Hatfield’s designs revolutionized footwear across all sports.
Within three years he was THE sneaker designer, having come up with everything from Air Max to cross training and taken the helm of Air Jordan with the revolutionary (pun intended) Air Jordan III. Hatfield’s influence on Nike, as well as entire generations of product designers who came after, cannot possibly be understated. Here’s the thing, though: Hatfield, who turned 63 yesterday, has been doing this for 30 years now. What happens when he stops?
Hold on. Don’t start panicking yet.
For starters, Hatfield—now Nike’s VP for Design and Special Projects—doesn’t seem remotely interested in retiring yet. He’s as engaged in his work as ever (hopefully you saw the four-part interview DJ Clark Kent and I did with him here), and seemingly only stops to think about his own legacy when someone else prods him (as he did as a part of Jordan’s 30th anniversary celebration in NYC). As Nike’s most forward-facing designer, he’s embraced that side of the job as well. The job is a far different one than it was when he became a designer 30 years ago, and he’s a big part of the reason why.
After all, it’s been his designs—from the Air Jordan III to the Air Safari to Back to the Future’s Nike Mag—that have made sneaker culture, well, culture.

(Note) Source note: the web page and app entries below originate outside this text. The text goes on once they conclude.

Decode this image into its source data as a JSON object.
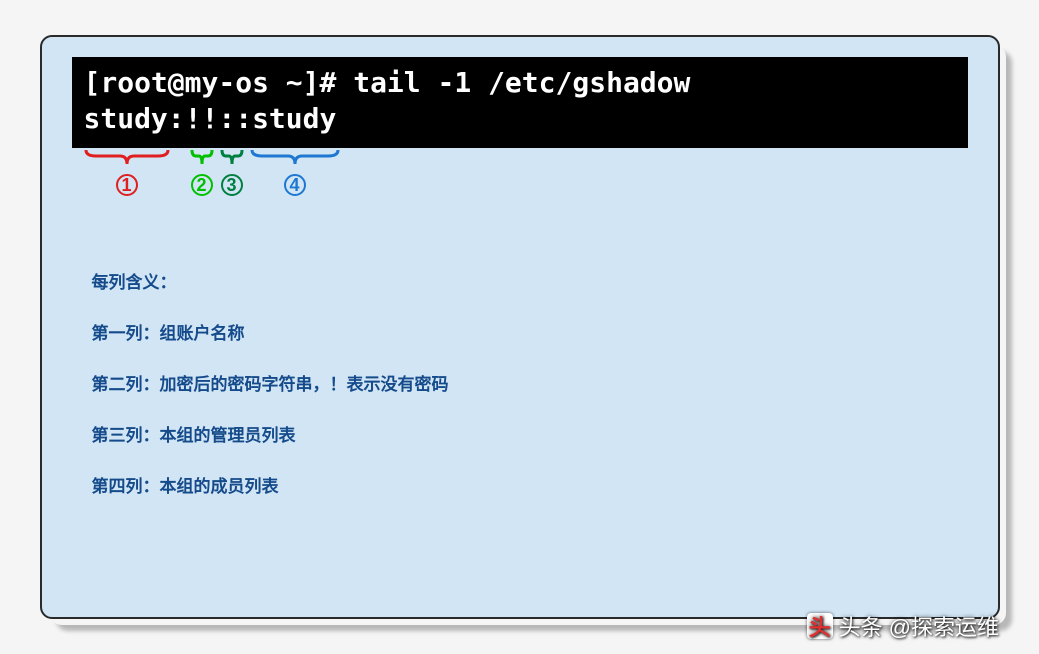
{
  "terminal": {
    "line1": "[root@my-os ~]# tail -1 /etc/gshadow",
    "line2": "study:!!::study"
  },
  "brackets": {
    "b1_num": "1",
    "b2_num": "2",
    "b3_num": "3",
    "b4_num": "4"
  },
  "content": {
    "heading": "每列含义：",
    "col1": "第一列：组账户名称",
    "col2": "第二列：加密后的密码字符串，！表示没有密码",
    "col3": "第三列：本组的管理员列表",
    "col4": "第四列：本组的成员列表"
  },
  "watermark": {
    "prefix": "头条",
    "author": "@探索运维"
  }
}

This is all not to say that there weren’t great sneaker designs before Hatfield, and that there haven’t been significant sneakers designed by others since. Nike’s own Air Max 95 (Sergio Lozano) and Air Foamposite 1 (Eric Avar) were the products of Hatfield’s contemporaries. Entire lines, including Scottie Pippen’s, Penny Hardaway’s and Charles Barkley’s, were produced under the direction of other designers. But they followed Hatfield’s blueprint established via Air Jordan, and no doubt received his input somewhere along the line.
It’s interesting to see how Nike has blown up as a company since 1985, when Hatfield started designing sneakers. Coincidentally this was also when the first Air Jordan was introduced, and its impact can’t be understated either. But the simple fact is that Nike, which hit $1 billion in sales for the first time in 1986 and made $25 billion last year, owes as much of that to Hatfield as it does to Jordan. Maybe more.
Because while Jordan was a purely basketball product for its first decade-plus, Hatfield’s designs revolutionized footwear across all sports—from Huarache to Air Max to Andre Agassi’s Tech Challenge line. And once retro happened, it was Hatfield’s designs that drove it. No matter what they’ve been paying him, it isn’t nearly enough.
There is retro, of course, which ensures that Hatfield’s designs will remain on shelves and in collections long after he stops creating new ones. (He’s tried to stop, at least with Jordans, and has been pulled back in more times than Michael Corleone.) It will even be possible to browse through his sketchbooks—and now iPads—to bring old visions to new life, like this year’s Air Max Zero. But in his own way, Hatfield is every bit as irreplaceable as his longtime partner.
There will be no next Tinker, just as there will be no next Jordan. When he finally does retire, he’ll leave a sneaker world far different than the one he entered back in 1985.
Maybe instead of searching for a would-be successor, we should just say thanks.